= Your assignment =
Count the lines below containing "计算结果"; state the number only.

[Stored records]
++++++++++

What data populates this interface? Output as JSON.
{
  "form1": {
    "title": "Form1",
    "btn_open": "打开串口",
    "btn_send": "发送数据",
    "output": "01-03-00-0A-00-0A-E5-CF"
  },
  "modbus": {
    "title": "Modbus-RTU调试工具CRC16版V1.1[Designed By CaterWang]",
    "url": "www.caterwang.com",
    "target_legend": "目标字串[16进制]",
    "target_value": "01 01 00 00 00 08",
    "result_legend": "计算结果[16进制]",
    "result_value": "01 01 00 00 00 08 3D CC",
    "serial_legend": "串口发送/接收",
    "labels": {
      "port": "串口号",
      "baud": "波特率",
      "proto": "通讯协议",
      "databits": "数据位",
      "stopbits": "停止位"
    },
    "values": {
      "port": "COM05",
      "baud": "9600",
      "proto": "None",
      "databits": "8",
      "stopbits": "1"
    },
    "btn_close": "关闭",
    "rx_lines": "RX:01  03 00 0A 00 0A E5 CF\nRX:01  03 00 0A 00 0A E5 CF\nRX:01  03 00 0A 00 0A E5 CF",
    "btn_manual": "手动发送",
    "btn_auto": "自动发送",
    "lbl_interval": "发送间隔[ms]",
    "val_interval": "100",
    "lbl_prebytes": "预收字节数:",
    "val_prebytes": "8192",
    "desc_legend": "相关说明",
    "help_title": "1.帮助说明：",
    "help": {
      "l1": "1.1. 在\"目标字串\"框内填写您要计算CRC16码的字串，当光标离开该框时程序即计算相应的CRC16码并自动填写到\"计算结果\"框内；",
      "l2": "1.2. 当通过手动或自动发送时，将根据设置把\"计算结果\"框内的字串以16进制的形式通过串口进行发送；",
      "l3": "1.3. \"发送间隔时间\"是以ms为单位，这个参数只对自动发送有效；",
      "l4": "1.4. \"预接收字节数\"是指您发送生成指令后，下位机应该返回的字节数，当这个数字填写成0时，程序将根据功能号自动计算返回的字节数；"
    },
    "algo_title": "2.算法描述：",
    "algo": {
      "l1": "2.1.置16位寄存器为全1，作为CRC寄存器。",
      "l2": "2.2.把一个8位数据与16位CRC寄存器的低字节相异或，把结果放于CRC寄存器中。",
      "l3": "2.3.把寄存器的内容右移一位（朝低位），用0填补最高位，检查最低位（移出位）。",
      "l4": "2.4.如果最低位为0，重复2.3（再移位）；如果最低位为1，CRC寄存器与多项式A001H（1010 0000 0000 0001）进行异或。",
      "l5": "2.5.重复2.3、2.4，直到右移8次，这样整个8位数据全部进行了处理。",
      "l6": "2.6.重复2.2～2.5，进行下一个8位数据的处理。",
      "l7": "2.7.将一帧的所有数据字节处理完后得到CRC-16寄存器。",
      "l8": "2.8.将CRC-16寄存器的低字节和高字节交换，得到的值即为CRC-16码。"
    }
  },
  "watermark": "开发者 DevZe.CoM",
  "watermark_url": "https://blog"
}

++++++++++

= Answer space =
3